Along with a FFT display and waterfall, HDSDR has some extra advanced features. Users will also find an Audio FFT and waterfall display on the bottom of the screen. The output audio can also be bandpass filtered by dragging the filter borders on the display. Bandpass filtering the audio can really help clean up a noisy signal. The audio processing also supports placing of notch filters either manually or automatically. There are also noise reduction and noise blanker features and an automatic frequency centering algorithm which will automatically center the signal, so you don't need to click exactly in the center of a signal.
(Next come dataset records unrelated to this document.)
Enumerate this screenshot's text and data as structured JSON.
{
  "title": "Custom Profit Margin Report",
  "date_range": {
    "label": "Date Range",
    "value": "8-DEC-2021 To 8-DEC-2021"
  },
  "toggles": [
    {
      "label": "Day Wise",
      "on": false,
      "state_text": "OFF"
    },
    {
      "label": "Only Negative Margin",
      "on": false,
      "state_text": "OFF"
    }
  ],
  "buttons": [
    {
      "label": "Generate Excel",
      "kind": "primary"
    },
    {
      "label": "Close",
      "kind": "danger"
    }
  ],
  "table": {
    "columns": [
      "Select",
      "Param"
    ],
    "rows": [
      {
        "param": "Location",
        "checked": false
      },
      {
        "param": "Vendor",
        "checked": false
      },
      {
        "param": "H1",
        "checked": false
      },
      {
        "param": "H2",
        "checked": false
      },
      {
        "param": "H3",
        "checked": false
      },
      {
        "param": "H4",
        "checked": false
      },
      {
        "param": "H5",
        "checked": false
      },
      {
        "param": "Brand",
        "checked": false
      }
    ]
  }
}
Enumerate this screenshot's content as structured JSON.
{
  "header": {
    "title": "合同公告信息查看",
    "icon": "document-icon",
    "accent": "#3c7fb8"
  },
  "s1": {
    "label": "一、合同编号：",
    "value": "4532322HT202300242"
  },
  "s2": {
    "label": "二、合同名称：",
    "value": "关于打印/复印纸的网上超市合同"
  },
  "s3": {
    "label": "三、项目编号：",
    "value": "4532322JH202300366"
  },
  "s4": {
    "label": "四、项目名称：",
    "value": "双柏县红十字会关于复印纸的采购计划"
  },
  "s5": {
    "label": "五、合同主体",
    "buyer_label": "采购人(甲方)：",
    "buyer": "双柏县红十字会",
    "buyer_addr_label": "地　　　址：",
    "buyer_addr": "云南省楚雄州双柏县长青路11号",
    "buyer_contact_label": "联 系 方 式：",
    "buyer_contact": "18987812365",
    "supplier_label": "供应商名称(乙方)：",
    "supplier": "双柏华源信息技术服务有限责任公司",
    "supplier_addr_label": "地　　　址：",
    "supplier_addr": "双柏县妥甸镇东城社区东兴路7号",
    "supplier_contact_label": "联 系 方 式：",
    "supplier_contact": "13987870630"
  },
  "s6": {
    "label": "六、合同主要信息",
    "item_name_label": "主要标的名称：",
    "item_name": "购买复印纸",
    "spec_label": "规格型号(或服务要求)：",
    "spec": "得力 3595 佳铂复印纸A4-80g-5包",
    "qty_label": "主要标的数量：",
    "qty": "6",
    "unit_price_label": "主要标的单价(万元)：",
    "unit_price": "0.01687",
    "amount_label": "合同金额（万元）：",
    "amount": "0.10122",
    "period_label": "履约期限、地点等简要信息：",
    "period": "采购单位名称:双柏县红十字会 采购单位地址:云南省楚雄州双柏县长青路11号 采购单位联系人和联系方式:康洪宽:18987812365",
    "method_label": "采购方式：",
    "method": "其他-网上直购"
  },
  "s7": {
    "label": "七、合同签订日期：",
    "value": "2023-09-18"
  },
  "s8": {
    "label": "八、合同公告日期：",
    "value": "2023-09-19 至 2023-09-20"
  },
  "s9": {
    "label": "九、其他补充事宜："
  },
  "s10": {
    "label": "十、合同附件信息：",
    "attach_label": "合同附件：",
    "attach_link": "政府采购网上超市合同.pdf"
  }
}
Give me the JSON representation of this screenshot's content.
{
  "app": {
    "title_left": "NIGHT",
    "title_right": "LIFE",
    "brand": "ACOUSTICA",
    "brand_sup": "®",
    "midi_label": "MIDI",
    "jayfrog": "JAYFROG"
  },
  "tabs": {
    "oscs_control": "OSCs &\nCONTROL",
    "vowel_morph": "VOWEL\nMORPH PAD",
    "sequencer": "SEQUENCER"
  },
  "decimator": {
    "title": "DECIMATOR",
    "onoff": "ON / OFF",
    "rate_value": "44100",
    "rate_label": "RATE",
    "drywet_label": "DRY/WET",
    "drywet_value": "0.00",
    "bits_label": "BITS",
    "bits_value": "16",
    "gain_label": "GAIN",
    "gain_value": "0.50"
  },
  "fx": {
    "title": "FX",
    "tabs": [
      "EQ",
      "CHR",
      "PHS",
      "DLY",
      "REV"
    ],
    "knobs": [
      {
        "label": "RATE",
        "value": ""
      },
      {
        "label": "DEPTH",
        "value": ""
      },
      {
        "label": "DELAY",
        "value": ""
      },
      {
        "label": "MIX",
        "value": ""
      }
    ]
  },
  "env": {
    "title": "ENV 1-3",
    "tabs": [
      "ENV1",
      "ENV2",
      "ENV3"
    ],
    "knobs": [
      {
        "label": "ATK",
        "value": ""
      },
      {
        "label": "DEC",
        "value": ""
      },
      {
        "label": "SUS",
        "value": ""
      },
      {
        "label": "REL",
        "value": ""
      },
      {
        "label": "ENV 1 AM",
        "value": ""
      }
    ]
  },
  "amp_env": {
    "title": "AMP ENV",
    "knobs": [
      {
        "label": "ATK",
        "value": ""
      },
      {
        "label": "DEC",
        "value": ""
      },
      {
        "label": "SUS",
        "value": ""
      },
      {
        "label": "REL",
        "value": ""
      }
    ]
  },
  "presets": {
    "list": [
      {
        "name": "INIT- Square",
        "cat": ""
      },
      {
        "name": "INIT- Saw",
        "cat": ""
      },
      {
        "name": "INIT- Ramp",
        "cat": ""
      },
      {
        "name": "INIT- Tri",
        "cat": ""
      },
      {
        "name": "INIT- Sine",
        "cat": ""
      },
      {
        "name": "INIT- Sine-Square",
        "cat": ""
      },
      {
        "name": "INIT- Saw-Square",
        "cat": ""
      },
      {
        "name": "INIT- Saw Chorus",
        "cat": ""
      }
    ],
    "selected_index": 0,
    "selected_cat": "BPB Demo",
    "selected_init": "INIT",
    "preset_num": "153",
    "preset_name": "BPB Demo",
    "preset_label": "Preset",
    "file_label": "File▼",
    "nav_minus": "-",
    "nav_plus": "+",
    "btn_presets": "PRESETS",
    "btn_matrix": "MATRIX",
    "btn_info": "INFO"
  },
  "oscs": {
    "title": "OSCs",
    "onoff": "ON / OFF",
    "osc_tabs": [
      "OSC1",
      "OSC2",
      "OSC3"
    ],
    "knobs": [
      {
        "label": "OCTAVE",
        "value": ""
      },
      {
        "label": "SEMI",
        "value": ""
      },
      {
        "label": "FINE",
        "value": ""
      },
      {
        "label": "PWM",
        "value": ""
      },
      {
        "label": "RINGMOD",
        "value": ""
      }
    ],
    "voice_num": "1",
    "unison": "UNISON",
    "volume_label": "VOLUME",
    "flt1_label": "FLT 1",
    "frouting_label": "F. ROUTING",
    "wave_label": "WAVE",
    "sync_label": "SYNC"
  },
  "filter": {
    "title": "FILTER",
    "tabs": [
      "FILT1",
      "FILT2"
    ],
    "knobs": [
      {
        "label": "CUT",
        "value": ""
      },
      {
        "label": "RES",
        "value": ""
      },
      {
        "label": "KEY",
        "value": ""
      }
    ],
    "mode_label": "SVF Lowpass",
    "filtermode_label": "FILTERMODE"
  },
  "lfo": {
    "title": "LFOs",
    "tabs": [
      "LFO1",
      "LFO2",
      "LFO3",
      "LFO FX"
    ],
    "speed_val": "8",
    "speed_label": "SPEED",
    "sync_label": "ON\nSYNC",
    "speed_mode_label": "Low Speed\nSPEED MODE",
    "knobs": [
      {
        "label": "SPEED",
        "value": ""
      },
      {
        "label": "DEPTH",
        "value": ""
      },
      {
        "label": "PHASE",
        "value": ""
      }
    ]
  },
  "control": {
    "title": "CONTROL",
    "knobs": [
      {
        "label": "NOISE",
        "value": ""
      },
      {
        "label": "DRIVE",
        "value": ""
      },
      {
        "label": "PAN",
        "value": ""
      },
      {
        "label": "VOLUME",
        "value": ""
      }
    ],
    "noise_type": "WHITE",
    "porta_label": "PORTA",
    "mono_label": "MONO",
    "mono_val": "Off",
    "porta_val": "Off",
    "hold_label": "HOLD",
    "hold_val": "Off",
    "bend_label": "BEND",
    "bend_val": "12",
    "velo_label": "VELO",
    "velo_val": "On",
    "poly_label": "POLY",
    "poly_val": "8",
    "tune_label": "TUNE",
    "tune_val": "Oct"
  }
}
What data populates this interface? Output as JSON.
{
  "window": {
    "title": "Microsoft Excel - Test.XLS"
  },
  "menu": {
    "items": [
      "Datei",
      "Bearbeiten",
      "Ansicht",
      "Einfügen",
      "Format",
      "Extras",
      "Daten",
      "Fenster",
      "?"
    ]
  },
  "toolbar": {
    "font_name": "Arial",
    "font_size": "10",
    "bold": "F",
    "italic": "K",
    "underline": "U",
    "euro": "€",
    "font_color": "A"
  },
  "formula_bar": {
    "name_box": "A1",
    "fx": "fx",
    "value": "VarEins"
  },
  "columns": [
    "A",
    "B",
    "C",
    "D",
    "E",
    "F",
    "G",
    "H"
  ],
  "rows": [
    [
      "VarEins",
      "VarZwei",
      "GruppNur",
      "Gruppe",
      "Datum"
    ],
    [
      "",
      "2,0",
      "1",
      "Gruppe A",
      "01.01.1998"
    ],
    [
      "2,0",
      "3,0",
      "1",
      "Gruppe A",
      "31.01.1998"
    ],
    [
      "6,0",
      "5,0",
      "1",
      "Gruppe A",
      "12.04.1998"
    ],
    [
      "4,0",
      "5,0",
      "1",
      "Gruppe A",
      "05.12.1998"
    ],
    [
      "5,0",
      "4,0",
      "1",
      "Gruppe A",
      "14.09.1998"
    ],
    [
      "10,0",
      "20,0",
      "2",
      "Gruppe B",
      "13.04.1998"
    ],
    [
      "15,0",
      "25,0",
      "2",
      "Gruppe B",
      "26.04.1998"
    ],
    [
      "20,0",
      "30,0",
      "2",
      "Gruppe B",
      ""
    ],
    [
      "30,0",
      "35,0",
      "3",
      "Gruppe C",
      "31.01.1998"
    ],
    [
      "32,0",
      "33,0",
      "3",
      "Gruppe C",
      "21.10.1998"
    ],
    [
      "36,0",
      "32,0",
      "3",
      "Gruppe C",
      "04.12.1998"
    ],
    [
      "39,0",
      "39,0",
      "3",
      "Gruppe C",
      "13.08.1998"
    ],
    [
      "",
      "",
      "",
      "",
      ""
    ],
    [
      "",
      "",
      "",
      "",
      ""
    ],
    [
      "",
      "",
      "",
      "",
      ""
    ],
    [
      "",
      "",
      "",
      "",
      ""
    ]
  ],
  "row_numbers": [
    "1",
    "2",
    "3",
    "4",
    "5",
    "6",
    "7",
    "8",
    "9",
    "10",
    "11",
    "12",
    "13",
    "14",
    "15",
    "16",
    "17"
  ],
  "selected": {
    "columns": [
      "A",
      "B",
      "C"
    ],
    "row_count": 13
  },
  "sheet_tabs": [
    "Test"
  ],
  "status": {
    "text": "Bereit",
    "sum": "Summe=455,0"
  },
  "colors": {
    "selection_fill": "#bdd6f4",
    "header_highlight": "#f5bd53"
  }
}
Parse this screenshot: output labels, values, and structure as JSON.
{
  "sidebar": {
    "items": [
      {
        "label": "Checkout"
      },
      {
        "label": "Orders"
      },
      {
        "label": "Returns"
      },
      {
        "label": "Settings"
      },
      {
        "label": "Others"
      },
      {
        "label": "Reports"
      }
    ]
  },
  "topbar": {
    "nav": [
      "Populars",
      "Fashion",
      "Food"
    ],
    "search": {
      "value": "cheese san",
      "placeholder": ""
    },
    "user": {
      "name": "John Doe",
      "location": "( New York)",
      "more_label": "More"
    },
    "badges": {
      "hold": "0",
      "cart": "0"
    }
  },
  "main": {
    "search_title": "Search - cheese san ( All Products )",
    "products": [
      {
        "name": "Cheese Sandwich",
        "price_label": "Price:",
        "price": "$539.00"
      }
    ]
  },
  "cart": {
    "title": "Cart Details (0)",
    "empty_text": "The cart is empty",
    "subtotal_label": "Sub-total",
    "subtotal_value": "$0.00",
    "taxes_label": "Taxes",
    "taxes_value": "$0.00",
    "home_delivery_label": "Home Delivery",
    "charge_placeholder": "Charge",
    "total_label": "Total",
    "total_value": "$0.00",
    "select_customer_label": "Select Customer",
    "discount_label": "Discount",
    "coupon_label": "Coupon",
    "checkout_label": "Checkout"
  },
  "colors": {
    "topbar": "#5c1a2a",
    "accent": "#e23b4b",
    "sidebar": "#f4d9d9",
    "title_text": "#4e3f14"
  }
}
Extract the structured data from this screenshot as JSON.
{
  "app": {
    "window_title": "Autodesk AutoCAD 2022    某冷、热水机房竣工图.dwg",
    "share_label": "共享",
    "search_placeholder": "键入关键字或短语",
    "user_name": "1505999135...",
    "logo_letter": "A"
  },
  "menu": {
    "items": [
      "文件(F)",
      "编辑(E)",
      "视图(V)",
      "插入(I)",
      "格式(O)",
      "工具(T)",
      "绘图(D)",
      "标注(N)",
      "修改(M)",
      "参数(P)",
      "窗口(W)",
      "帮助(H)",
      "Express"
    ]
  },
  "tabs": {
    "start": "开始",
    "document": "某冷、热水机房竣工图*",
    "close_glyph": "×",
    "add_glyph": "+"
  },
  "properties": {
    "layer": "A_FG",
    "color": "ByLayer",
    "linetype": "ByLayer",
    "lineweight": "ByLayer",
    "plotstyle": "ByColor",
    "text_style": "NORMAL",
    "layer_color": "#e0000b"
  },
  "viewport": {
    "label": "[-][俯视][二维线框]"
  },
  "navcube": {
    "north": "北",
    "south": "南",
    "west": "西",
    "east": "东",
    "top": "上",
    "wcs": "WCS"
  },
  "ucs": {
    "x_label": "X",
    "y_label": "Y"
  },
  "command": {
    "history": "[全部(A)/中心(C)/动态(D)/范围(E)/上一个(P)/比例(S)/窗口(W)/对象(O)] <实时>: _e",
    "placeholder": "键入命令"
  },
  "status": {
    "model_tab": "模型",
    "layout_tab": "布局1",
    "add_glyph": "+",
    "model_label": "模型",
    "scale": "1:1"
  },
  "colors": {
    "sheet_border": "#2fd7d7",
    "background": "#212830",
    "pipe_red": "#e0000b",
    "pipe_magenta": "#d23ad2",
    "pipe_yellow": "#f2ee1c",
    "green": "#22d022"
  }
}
Traditional ham radio users will also enjoy the S-units signal strength meter and the built in frequency manager.
SDR-RADIO.COM V2 and the newer V3 is a popular SDR program with many advanced features. As such is it a fair amount more difficult to learn and use compared to SDR# and HDSDR. Be sure you install version 2 and not V1.5 as only V2 has RTL-SDR support.
Once sdr-radio is installed, to get it working with the RTL-SDR you will need to compile or download three .dll files (SDRSourceRTL2832U.dll, rtlsdr.dll and libusb-1.0.dll) and place them into the sdr-radio folder. To compile your own dlls see the instructions here, otherwise download the dlls directly from the bottom of this link. If the dlls were placed in the correct folder you will be able to add your RTL-SDR as a receiver by clicking on the +Definitions button, and then finding and adding the RTL SDR (USB) option under the search drop down menu.
Like HDSDR, not only does sdr-radio have a RF FFT signal and waterfall display, but also an optional audio spectrum FFT and waterfall display. Built in are also several DSP features like a noise blanker, noise reduction filter, notch filter and squelch options. The EMNS noise reduction filter is particularly good at automatically cleaning up and clarifying voice signals.
To add to the feature list, sdr-radio also has built in PSK, RTTY and RDS decoders, and also comes with a satellite tracker. Furthermore, sdr-radio V2 (not V3 yet) has an excellent remote server which will allow you to easily set up and connect to a remote RTL-SDR server over a network or the internet. Finally, sdr-radio is capable of listening to up to 6 signals in the same chunk of visible spectrum at a time.